John Paul II nails the job market for recent philosophy PhDs in this remark from Laborem exercens (1981 encyclical, ‘On Human Work’):
36. Movements of solidarity in the sphere of work–a solidarity that must never mean being closed to dialogue and collaboration with others–can be necessary also with reference to the condition of social groups that were not previously included in such movements, but which in changing social systems and conditions of living are undergoing what is in effect “proletarianization” or which actually already find themselves in a “proletariat” situation, one which, even if not yet given that name, in fact deserves it. This can be true of certain categories or groups of the working “intelligentsia,” especially when ever wider access to education and an ever increasing number of people with degrees or diplomas in the fields of their cultural preparation are accompanied by a drop in demand for their labor. This unemployment of intellectuals occurs or increases when the education available is not oriented toward the types of employment or service required by the true needs of society, or when there is less demand for work which requires education, at least professional education, than for manual labor, or when it is less well paid. Of course, education in itself is always valuable and an important enrichment of the human person; but in spite of that, “proletarianization” processes remain possible.

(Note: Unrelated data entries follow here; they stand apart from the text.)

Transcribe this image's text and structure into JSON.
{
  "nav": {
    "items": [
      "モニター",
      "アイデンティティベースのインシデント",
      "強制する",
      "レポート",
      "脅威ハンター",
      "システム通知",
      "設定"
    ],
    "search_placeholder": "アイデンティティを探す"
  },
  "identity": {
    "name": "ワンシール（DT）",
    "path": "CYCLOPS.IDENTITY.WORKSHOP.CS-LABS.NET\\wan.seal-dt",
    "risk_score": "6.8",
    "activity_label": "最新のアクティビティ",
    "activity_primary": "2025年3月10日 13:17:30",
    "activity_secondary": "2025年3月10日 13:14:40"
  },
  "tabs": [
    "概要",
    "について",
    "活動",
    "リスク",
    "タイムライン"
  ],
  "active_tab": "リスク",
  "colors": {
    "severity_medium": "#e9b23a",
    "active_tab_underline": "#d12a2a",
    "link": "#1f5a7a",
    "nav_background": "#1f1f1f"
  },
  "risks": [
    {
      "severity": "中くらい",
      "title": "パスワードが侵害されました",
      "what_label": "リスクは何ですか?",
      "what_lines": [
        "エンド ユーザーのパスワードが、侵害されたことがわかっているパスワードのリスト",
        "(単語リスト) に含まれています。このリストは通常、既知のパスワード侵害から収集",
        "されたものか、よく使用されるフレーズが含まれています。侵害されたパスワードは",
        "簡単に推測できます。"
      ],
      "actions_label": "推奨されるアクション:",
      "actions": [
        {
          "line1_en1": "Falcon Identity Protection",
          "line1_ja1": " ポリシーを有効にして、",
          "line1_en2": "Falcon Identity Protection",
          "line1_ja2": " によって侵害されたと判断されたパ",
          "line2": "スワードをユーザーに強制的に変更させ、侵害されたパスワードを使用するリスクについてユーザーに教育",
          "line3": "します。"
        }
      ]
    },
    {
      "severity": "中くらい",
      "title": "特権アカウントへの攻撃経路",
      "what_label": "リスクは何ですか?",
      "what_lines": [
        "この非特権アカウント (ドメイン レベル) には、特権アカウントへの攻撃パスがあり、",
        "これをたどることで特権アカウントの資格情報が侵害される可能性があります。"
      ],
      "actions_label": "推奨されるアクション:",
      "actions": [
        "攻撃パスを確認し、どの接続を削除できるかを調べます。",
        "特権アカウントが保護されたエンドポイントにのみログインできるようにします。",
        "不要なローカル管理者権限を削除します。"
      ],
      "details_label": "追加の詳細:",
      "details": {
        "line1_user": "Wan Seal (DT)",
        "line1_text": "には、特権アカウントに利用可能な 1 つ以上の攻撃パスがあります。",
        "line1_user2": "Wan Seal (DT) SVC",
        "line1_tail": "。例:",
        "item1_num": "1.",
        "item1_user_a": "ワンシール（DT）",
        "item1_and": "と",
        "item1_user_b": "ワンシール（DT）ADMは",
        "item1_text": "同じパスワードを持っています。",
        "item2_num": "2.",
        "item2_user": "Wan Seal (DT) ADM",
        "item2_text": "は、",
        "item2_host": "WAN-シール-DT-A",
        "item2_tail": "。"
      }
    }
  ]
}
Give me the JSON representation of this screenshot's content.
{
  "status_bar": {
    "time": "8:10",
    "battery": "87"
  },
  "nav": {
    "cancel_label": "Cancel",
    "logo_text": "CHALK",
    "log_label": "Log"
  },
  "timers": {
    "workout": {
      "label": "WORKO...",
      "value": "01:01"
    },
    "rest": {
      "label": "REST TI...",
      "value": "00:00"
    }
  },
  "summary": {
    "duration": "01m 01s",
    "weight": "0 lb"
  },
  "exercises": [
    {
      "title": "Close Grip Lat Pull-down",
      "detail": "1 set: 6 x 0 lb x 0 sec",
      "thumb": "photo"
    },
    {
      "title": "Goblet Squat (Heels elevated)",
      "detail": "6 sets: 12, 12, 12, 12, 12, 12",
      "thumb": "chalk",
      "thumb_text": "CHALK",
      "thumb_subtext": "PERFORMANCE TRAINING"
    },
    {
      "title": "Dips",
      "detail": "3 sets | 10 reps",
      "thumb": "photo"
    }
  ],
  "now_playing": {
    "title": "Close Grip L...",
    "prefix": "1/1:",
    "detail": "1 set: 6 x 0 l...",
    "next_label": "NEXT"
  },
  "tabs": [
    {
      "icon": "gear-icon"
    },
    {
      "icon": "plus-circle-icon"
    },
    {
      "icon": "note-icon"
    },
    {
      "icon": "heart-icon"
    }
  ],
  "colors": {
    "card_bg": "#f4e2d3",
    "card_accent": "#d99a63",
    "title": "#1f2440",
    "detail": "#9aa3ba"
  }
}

Philosophers Professors of the World Unite!! (We’ll invite English, Classics, and Art History profs as well. Hell, all the liberal arts and anyone concerned with non-vocational education is welcome to join our solidarity movement.)